Last week was spent in London and Berlin (see my Europe blog for details: and it was a great pleasure to meet up with friends after my talk at LSE.  This was last Monday, and the main topic of conversation was whether or not Britain would stay in the EU, and what would happen to Scotland afterward.  Some say that Scotland would have to reapply for EU admission, but the Scots are hoping they can leave the UK and stay in the EU.  An interesting set of propositions…Britain leaves the EU, Scotland leaves the UK, Scotland stays in the EU, and who knows what happens to the Euro zone.
London was lovely as always, I was lucky that the weather was dry during my 4 days there.  I had many productive meetings, and had a little time to play tourist, including taking some pictures at St. Pancras Station and a walk down Oxford St.  I was impressed with the number of shoppers on Oxford Street, despite the economic downturn it seems that it will be a good Christmas for retailers, at least in London.  I was also happy to be able to connect with an old college friend, Nick Shah and his family, who live in a suburb of London.  It was great to catch up and reminisce about the old days, particularly in front of his two boys.  I hope to be able to visit again with my family.  I particularly enjoyed discussing politics with Nick and his wife Ritula who works for the BBC.  We had a very interesting discussion about the Tea Party and politics in the U.S.
I was in Berlin at the time that the Newtown shooting happened.  My European colleagues were sympathetic, but of course had difficulty understanding why someone could have access to what is basically a military weapon clearly designed for shooting a lot of people at once.  I had no words for describing American gun culture, except to say that I hoped this would be a tipping point to a new push for gun control.
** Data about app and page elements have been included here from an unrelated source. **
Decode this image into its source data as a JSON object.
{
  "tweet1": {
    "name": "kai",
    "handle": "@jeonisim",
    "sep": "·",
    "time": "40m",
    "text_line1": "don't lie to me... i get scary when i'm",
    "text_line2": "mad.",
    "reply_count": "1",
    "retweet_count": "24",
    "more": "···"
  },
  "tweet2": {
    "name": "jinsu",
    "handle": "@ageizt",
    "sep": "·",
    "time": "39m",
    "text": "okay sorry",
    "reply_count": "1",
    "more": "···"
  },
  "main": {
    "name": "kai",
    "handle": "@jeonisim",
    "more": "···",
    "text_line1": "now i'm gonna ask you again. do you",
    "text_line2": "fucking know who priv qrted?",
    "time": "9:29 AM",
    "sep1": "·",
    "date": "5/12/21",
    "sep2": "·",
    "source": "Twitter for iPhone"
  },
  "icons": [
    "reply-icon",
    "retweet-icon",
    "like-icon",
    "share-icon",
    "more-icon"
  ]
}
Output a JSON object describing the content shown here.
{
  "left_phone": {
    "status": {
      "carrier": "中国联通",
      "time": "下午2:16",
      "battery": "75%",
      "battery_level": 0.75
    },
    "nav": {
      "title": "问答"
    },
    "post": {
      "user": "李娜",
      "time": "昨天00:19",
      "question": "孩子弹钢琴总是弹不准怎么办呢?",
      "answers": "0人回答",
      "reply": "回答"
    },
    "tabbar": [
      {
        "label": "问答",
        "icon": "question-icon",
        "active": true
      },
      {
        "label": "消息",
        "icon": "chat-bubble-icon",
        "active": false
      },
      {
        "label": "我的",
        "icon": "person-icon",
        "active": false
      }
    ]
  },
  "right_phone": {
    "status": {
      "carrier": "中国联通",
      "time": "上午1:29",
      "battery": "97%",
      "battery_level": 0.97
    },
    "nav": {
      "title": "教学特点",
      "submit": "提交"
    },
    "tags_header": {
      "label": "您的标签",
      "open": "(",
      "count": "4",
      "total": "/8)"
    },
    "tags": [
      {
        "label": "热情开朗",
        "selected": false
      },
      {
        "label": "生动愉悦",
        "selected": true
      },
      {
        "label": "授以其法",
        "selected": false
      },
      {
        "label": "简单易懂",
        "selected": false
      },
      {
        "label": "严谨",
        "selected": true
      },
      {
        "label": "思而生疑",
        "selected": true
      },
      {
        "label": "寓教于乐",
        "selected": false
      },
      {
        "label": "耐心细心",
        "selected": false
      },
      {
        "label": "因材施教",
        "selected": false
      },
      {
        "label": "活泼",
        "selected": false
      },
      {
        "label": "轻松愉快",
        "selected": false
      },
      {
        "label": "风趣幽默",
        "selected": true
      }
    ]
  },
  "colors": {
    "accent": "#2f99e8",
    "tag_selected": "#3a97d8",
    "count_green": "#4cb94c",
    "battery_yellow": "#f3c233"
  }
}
I have very strong feelings about guns, violence and children, and I cried when I saw my President tear up on television.  I couldn’t wait to be home to hug my boys.
Although it was a short trip to Europe, there was a lot going on both in terms of politics and culturally.  I was particularly impressed with the interest shown in American politics.  The Labour Party leader Ed Milliband spoke on immigration: – the Labour party’s position in terms of immigration also spoke to many of the issues that U.S. political parties are dealing with after the recent election.  I plan to work with a British colleague on an article comparing and contrasting the parties responses to and challenges in dealing with immigration.